# Exercise instructions
Lines with the word "accent" in them must be copied from the records below.

# Provided records
★ ★ ★

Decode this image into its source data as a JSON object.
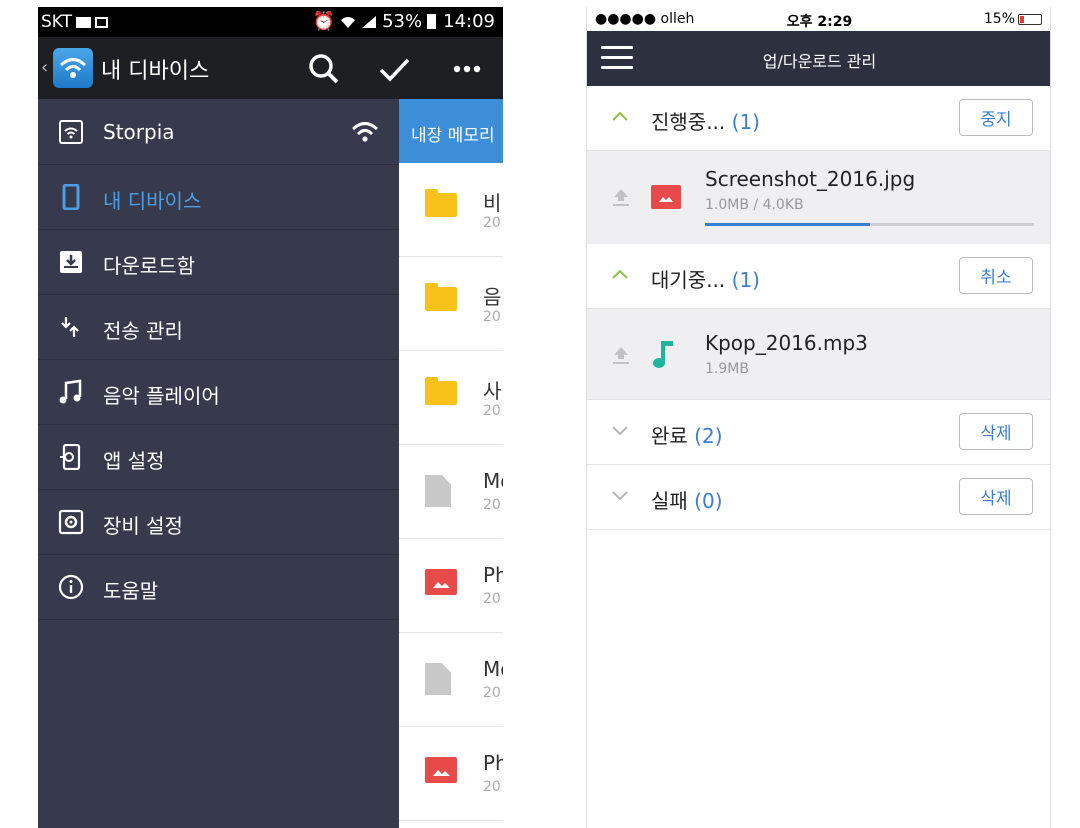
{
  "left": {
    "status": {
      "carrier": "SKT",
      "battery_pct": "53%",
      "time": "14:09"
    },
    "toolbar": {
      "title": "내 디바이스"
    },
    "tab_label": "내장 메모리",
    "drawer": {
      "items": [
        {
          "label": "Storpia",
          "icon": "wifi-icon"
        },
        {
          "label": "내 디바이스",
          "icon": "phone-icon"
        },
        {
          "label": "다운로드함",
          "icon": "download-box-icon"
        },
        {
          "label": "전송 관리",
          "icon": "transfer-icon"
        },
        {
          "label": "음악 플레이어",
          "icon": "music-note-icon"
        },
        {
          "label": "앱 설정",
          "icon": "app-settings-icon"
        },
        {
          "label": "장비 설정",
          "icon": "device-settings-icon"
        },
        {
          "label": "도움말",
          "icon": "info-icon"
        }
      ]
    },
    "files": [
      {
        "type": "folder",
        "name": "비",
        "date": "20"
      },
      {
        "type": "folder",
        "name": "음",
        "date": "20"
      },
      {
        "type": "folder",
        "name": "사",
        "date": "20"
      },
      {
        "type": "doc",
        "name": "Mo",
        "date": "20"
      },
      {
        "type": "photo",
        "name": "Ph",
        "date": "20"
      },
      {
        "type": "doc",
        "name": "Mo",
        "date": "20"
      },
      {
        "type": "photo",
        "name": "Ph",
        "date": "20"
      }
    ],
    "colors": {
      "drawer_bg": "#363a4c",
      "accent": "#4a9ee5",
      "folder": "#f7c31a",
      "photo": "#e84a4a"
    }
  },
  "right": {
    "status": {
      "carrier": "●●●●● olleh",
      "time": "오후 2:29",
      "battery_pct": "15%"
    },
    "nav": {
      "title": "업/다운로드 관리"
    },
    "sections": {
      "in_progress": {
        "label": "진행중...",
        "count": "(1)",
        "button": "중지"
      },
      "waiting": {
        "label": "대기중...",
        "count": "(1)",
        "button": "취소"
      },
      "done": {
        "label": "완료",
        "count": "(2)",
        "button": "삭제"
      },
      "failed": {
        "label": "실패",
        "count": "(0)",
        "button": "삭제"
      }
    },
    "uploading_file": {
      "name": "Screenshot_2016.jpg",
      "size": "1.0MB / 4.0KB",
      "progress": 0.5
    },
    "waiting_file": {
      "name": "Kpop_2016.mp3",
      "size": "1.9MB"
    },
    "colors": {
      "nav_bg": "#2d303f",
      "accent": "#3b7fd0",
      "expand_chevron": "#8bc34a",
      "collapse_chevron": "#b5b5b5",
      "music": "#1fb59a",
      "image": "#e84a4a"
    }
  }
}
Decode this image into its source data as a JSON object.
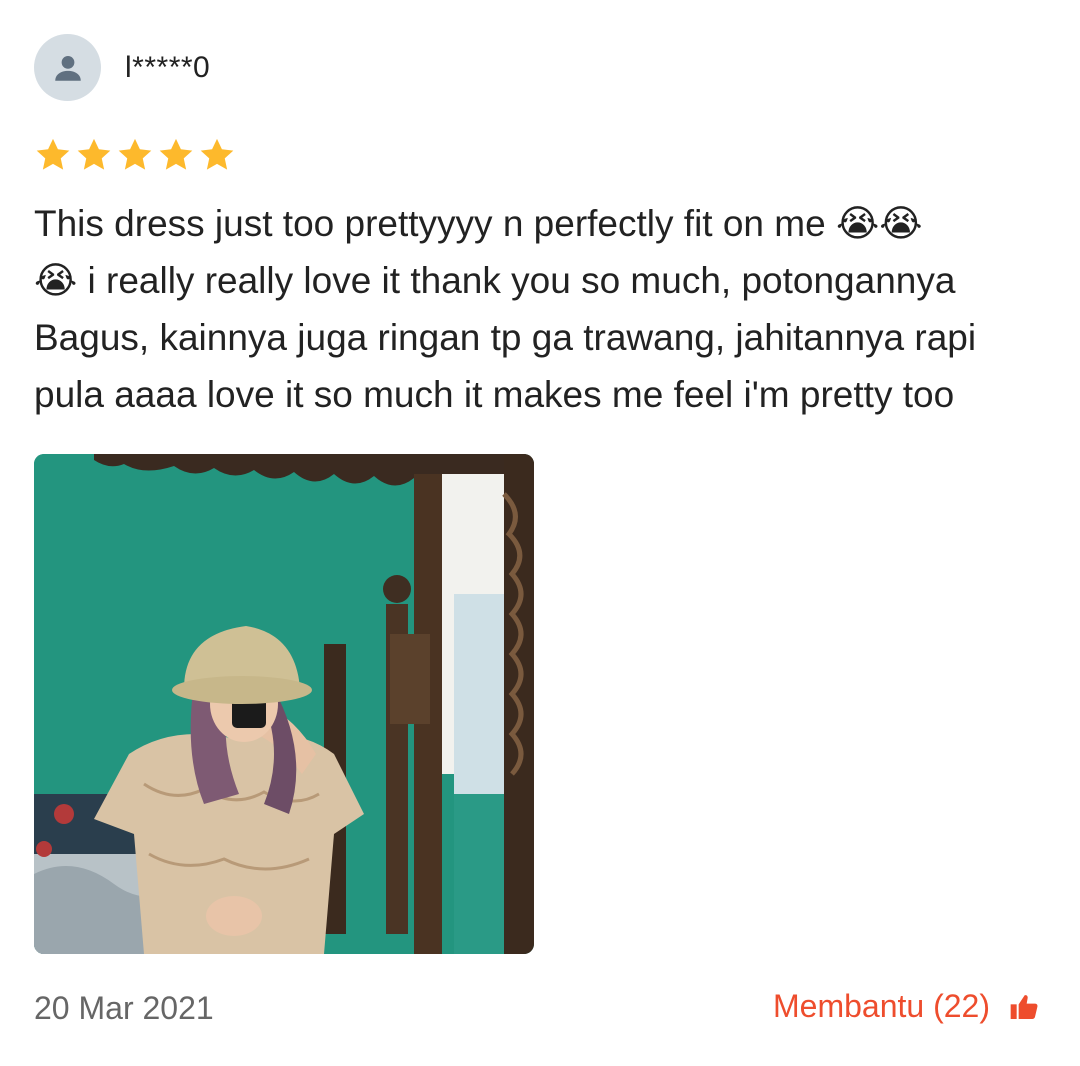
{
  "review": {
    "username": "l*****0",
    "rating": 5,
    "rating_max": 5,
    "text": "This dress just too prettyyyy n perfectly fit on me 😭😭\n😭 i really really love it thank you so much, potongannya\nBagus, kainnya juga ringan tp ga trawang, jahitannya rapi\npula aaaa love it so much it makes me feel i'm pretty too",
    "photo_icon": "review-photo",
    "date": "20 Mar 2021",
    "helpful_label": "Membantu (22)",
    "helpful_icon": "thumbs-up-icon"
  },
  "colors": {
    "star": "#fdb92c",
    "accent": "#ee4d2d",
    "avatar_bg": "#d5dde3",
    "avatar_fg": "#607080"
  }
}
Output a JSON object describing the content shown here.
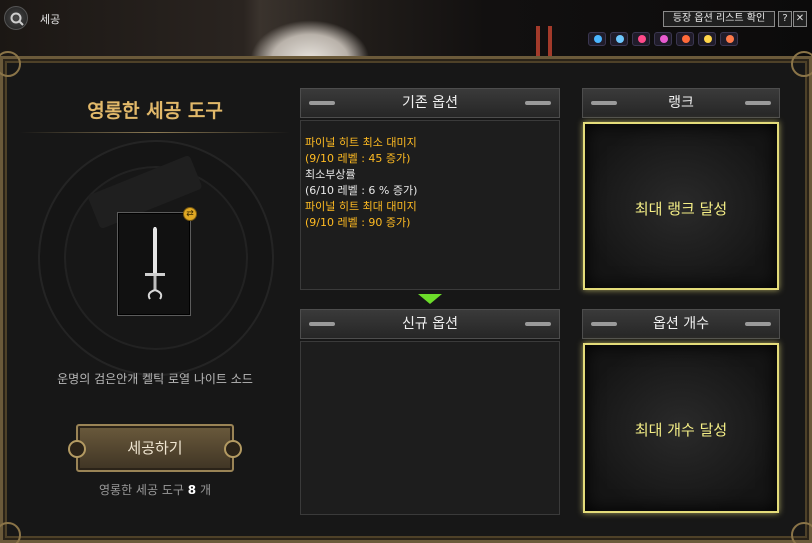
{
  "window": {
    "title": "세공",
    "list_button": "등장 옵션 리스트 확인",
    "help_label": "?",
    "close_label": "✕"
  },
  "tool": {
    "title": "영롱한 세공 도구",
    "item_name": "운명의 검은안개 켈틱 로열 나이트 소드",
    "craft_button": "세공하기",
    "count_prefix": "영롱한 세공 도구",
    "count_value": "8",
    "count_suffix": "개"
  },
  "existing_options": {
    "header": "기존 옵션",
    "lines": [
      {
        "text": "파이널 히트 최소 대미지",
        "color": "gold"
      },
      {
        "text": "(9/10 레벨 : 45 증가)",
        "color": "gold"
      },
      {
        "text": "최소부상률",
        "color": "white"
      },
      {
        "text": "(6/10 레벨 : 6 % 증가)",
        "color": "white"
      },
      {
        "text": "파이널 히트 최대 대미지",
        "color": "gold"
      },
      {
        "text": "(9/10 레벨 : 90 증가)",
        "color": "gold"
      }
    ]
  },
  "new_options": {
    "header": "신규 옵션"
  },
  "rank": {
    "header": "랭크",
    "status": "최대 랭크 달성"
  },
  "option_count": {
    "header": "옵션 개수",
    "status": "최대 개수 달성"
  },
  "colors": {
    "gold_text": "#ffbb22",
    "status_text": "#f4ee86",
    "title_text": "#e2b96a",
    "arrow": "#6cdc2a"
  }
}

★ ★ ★

# Solution
      "accent": "#4a9ee5",
      "accent": "#3b7fd0",
    "accent": "#ee4d2d",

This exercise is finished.